Horror hit Get Out wins big at muted Gotham awards

Cinema still of horror hit Get Out.
Cinema still of horror hit Get Out. PHOTO: UNIVERSAL PICTURES

NEW YORK (NYTIMES)- The coming-of-age romantic tale Call Me by Your Name was named best feature Monday night at the IFP Gotham Awards, the traditional kickoff to awards season. But the hit horror film Get Out dominated with three wins, for screenplay, breakthrough director and the audience award.

"It's so important that we support these voices from the outside, the perspectives we haven't seen that haven't been told," said Jordan Peele, who wrote and directed Get Out.

After landing the audience award, he cracked: "I just tore my pants taking a knee."

For an event that marks the onset of a months-long whirlwind of parties and prize-giving culminating in the Oscars in March, the annual Independent Filmmaker Project awards, held in Lower Manhattan on Nov 27, were a noticeably muted affair.

At first, I thought it was all in my head, until I consulted a seasoned publicist. "Does it feel joyless? Flat? Or am I just projecting?" I asked, and the publicist said that everyone was feeling guilty.

For what - Harvey Weinstein, the disgraced mogul who has been accused of sexual harassment by dozens of women? (He has denied all allegations of nonconsensual sex.) The publicist said probably.

Even Nicole Kidman, who received one of six (six!) tribute awards, weighed in on the lack of fizz.

"It needs to get a little louder, a little rowdier," Kidman said from the stage, where she stood barefoot (her shoes hurt, she explained) after Reese Witherspoon gave her an emotional introduction. "I don't know what's happening.
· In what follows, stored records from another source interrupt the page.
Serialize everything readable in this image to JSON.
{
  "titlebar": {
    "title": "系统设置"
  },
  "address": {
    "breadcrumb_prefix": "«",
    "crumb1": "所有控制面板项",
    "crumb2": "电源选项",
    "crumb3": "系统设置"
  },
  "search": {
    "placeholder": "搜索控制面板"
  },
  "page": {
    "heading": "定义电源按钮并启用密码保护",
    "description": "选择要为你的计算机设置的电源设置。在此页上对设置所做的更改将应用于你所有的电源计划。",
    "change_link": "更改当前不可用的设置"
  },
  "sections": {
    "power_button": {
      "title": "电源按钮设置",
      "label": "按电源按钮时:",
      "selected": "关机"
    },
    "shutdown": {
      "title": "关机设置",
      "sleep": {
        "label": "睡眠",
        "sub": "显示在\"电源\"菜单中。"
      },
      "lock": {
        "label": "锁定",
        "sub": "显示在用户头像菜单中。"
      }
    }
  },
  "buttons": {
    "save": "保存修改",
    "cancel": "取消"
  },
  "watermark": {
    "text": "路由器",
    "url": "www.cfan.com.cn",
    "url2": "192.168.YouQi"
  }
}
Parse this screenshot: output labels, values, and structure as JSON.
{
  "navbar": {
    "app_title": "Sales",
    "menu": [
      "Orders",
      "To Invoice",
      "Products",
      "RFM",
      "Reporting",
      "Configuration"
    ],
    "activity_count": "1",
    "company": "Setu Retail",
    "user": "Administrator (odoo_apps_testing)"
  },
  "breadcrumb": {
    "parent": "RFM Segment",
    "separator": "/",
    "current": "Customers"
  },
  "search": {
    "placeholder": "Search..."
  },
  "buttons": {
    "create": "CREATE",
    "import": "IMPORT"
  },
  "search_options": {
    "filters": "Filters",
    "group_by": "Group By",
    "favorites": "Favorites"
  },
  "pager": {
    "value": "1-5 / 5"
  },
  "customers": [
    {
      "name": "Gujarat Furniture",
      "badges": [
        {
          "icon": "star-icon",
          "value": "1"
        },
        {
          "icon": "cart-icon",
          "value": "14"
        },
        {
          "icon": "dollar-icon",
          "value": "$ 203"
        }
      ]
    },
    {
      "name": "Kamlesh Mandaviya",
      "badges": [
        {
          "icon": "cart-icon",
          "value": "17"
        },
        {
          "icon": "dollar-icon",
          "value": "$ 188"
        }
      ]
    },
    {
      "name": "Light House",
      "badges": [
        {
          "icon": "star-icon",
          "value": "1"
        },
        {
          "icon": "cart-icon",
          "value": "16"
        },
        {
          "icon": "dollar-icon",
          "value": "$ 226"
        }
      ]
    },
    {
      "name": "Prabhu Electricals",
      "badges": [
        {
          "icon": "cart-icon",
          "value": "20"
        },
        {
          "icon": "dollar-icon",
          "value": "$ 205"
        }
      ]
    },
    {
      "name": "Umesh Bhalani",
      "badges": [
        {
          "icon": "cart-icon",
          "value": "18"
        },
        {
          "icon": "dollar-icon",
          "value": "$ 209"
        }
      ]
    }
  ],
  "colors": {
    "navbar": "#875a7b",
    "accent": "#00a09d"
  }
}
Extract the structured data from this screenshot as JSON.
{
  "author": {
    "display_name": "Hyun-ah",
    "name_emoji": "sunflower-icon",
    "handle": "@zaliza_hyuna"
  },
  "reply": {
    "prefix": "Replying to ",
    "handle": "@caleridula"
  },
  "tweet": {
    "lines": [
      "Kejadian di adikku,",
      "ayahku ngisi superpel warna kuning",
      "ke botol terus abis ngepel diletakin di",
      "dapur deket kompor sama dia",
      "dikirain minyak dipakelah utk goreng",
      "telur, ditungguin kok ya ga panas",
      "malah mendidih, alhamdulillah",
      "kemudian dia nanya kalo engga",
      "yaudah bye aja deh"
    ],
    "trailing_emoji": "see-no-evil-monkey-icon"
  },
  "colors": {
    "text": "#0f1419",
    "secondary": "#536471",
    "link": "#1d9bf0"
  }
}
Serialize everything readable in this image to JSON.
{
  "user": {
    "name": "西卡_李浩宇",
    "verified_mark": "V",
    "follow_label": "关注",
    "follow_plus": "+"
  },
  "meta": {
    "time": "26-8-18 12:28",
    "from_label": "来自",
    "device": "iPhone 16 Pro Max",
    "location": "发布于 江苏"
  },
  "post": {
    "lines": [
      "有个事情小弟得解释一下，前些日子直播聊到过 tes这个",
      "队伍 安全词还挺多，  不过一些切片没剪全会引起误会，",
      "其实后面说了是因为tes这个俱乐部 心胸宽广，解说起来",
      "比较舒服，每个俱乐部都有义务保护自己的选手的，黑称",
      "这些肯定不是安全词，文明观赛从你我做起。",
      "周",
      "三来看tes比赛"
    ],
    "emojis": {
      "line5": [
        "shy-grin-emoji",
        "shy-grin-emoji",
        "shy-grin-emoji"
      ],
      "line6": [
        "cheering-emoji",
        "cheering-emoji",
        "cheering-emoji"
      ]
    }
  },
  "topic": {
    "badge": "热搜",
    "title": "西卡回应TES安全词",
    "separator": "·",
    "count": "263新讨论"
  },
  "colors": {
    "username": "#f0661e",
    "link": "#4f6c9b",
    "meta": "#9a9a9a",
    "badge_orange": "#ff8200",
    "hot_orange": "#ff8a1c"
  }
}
It seems sedate."

If Weinstein or other entertainment figures who stand accused of sexual misconduct or worse accounted for the night's desultory feel, their names were never mentioned.

As with the Academy of Motion Picture Arts and Sciences' Governors Awards earlier this month, it was mum's the word.

References to the scandal were made, fleetingly by Witherspoon (she noted that Kidman's character in their hit miniseries Big Little Lies struggled with abuse and harassment) and more pointedly by Joana Vicente, executive director of the Independent Filmmaker Project, who noted that it had been a tough year for the industry. "So many painful truths revealed," she said, before praising those who stepped forward to speak of harassment or abuse.

Of course the night was an auspicious one for the prizewinners, positioning Get Out and Call Me by Your Name as early favorites, as expected, going into the Oscars race.

Timothée Chalamet, the young star of Call Me by Your Name, collected the best breakthrough performance award. The best actor prize went to James Franco, for his turn in The Disaster Artist, while Saoirse Ronan won best actress for her lead performance in Greta Gerwig's Lady Bird.

The best documentary prize went to Strong Island, by Yance Ford, which told of the unprosecuted fatal shooting of Ford's brother decades ago. The World War II-era drama Mudbound, starring Mary J. Blige, Jason Mitchell and Carey Mulligan, picked up the best ensemble award.